DATA EXTRACTS:

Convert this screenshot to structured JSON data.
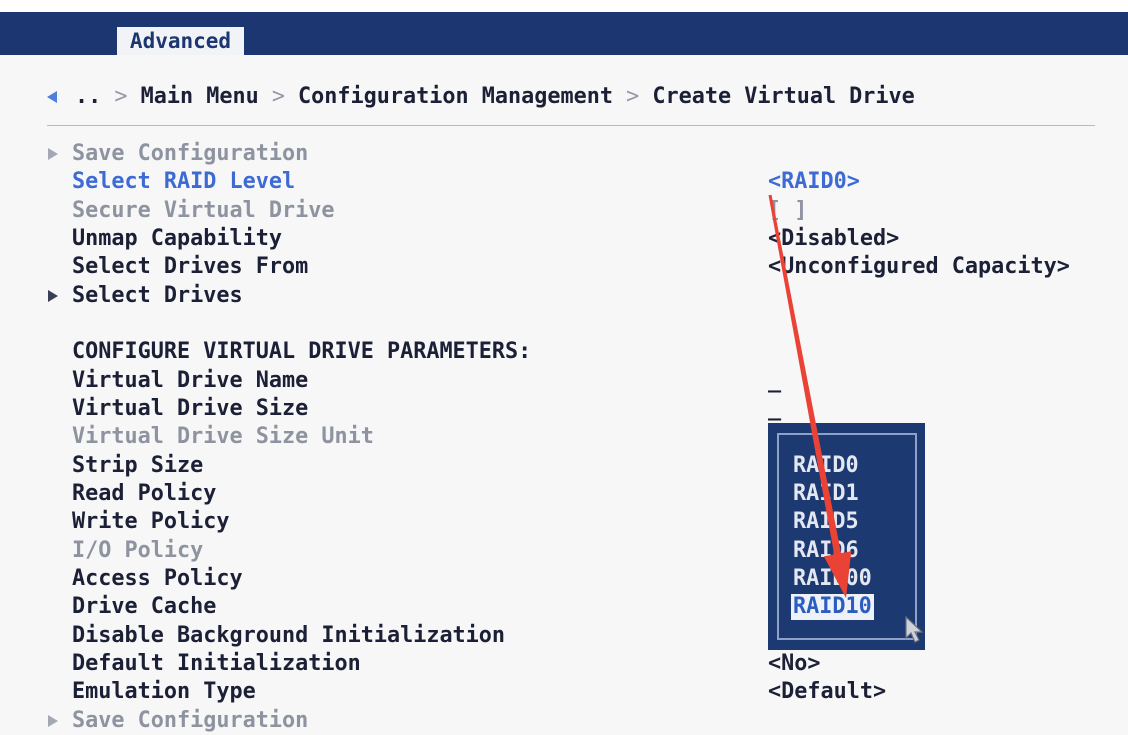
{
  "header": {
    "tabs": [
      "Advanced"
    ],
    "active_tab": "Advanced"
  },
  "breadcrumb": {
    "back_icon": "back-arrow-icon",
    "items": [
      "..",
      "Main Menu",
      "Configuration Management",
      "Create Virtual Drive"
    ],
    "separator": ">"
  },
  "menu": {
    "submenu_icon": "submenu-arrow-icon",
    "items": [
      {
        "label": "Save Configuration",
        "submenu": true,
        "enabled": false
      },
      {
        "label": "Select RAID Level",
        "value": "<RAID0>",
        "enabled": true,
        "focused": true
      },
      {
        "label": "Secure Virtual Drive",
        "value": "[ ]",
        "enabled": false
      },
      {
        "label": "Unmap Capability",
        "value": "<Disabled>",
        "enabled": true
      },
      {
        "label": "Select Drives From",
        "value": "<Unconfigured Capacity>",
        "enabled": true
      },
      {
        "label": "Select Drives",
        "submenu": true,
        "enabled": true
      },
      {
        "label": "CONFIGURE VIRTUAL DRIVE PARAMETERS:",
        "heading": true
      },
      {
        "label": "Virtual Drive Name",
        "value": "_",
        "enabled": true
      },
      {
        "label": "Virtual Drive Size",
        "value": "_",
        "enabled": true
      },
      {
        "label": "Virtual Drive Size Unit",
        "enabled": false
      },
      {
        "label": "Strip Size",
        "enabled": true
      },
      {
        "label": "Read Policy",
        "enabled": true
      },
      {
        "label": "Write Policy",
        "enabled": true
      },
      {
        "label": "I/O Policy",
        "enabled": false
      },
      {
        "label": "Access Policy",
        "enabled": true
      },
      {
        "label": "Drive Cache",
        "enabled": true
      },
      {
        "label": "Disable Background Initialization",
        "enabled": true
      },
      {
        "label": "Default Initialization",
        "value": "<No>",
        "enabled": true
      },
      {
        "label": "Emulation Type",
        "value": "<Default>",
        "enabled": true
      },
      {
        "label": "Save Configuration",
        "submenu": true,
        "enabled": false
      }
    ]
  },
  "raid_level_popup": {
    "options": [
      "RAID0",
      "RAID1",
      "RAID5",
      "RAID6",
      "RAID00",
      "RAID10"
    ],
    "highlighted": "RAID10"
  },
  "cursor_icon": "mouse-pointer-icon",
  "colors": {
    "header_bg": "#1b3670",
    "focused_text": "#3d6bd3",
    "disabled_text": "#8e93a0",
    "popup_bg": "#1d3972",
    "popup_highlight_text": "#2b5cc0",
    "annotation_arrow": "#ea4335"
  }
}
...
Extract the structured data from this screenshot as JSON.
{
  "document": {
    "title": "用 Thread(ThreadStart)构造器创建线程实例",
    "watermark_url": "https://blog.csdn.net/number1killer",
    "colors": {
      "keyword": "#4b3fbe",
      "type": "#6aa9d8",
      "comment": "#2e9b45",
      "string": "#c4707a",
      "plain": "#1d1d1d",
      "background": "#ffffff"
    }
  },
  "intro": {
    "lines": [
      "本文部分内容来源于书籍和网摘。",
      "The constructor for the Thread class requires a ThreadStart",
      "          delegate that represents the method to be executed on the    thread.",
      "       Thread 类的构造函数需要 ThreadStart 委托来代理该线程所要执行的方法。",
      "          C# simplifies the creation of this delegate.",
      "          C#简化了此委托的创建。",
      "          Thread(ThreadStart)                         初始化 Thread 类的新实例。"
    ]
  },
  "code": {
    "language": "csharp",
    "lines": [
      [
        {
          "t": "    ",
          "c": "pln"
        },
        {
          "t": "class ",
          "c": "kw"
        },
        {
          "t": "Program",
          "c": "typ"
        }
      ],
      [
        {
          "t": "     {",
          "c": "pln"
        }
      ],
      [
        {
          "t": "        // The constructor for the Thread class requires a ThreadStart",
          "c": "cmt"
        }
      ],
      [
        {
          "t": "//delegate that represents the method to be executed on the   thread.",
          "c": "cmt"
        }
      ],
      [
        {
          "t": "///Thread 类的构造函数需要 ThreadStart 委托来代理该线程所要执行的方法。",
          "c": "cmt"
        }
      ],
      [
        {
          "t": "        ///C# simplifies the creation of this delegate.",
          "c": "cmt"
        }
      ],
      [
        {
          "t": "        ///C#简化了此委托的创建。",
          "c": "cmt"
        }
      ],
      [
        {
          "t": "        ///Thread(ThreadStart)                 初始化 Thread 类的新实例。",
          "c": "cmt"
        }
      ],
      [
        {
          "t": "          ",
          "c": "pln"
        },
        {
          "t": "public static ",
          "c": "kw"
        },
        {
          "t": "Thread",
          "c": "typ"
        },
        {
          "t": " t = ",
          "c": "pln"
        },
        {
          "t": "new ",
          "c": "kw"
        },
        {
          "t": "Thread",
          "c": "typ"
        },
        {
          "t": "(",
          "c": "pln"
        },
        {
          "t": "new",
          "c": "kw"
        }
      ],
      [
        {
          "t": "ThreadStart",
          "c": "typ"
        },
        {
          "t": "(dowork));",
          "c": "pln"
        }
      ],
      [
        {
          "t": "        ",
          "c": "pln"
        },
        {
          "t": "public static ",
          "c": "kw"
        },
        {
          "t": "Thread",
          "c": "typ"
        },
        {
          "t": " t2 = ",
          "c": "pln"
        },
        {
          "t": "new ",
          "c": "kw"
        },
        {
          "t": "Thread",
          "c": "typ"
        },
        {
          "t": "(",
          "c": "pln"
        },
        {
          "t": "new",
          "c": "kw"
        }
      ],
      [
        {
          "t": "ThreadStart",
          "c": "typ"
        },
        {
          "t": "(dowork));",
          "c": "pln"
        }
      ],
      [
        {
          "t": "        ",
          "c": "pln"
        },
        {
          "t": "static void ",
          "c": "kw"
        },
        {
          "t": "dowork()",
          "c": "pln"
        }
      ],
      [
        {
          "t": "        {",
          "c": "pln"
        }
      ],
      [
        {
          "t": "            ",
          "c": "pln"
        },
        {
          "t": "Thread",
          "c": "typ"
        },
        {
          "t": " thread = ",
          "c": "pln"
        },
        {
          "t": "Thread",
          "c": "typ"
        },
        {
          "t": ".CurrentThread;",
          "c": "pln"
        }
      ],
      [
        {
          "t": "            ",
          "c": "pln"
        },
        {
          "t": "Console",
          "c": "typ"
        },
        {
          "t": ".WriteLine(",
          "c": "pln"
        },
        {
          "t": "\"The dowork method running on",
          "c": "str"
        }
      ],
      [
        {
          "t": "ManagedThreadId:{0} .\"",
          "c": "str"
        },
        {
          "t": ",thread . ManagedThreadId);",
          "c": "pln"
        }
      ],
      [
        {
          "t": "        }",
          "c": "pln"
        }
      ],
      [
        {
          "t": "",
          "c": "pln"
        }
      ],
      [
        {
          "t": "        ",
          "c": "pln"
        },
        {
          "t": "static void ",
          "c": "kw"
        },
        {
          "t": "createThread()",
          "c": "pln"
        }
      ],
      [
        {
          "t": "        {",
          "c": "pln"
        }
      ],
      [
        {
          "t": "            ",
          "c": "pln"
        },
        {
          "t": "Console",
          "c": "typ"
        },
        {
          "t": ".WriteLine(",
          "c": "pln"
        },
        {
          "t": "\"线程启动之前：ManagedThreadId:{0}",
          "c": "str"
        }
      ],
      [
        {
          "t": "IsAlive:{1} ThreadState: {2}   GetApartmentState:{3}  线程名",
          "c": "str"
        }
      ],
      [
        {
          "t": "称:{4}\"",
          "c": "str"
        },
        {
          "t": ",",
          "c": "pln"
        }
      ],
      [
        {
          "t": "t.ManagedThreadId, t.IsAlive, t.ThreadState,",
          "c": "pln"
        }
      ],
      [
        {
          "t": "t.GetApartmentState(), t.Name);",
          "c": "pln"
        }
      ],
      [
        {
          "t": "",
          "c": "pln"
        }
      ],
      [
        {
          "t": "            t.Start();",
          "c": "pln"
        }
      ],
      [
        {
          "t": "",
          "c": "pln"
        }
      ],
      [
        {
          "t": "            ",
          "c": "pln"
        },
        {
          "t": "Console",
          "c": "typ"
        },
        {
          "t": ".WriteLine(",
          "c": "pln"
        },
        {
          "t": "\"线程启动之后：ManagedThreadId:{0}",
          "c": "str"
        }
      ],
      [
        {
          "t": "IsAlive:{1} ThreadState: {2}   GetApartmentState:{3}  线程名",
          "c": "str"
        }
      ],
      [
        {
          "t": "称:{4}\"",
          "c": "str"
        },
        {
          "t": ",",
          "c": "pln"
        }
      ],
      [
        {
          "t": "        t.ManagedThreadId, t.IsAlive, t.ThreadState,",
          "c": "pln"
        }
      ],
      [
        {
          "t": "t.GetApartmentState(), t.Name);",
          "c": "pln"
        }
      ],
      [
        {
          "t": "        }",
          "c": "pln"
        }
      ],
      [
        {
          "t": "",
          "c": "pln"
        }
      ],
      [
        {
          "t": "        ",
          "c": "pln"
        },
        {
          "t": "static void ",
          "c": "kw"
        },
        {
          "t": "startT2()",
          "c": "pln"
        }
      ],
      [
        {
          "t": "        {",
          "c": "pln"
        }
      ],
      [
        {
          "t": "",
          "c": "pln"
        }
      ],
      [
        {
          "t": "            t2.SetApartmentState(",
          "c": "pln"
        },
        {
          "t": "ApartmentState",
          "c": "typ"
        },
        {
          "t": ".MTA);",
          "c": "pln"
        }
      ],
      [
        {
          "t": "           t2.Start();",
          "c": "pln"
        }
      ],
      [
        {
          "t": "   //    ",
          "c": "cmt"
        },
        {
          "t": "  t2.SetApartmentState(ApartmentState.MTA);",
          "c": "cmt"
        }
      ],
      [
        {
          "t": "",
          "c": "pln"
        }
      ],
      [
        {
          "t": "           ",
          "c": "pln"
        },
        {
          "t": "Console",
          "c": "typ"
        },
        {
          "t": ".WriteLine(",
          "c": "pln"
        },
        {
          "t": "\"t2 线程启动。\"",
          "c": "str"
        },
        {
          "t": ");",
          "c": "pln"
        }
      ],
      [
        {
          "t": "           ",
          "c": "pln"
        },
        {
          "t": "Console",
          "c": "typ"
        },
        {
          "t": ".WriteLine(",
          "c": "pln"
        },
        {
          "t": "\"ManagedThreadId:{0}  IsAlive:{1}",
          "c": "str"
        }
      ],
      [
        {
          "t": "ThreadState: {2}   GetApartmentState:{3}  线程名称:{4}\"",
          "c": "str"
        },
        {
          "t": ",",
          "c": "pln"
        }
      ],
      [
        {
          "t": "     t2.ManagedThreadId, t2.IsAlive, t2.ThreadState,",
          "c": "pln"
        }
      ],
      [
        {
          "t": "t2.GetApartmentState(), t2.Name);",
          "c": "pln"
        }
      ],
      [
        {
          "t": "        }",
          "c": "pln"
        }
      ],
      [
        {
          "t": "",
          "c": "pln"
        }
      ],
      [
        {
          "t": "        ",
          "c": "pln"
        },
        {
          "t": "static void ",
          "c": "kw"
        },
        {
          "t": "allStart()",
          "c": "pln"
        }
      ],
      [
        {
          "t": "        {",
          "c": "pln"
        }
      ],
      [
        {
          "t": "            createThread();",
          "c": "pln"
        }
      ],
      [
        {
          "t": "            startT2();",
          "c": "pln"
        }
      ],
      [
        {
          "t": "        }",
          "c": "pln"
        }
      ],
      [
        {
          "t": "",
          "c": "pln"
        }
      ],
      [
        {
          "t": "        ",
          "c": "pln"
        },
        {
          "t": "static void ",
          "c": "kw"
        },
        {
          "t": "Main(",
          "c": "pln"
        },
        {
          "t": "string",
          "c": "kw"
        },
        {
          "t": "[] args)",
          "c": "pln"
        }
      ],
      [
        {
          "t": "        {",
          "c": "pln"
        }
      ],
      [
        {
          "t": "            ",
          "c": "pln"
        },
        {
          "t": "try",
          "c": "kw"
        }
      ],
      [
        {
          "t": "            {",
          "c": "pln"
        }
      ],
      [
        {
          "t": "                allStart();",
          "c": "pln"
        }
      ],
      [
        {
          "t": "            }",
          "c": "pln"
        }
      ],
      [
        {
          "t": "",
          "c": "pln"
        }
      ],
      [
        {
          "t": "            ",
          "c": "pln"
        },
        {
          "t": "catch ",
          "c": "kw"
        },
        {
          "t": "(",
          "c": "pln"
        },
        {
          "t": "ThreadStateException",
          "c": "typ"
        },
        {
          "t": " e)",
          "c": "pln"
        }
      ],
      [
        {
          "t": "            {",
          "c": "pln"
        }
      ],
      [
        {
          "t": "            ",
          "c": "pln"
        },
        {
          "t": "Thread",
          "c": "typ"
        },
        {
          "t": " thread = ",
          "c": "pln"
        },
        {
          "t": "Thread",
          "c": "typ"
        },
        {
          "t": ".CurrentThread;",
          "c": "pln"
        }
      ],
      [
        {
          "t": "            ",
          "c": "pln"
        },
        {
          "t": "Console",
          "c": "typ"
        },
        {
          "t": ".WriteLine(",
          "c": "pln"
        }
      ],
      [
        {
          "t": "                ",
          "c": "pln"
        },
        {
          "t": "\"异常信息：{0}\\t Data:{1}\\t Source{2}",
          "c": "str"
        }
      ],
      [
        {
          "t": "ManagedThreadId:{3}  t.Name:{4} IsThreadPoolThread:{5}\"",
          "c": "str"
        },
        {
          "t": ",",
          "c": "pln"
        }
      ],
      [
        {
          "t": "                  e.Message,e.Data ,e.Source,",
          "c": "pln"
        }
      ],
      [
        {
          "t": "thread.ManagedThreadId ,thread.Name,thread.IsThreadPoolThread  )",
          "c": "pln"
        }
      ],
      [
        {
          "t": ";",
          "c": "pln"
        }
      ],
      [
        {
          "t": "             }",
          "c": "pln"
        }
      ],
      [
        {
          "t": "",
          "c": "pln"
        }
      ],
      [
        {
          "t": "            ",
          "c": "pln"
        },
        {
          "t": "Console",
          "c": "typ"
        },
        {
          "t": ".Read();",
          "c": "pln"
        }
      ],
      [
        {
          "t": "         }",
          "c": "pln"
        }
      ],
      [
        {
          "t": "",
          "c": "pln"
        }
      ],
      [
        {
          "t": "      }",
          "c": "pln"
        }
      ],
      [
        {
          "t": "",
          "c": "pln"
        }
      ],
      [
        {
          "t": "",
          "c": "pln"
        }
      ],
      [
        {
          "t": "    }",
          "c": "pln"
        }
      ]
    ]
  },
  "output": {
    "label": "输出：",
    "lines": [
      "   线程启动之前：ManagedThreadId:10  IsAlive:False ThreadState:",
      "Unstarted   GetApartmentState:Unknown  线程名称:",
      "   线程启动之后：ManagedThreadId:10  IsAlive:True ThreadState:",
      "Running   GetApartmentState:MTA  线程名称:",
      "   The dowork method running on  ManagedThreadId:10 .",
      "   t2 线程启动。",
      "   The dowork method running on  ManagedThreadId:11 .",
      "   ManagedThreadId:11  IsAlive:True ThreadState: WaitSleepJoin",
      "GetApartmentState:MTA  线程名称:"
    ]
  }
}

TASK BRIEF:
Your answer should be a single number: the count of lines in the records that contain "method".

SOLUTION FOR THIS EXERCISE:
5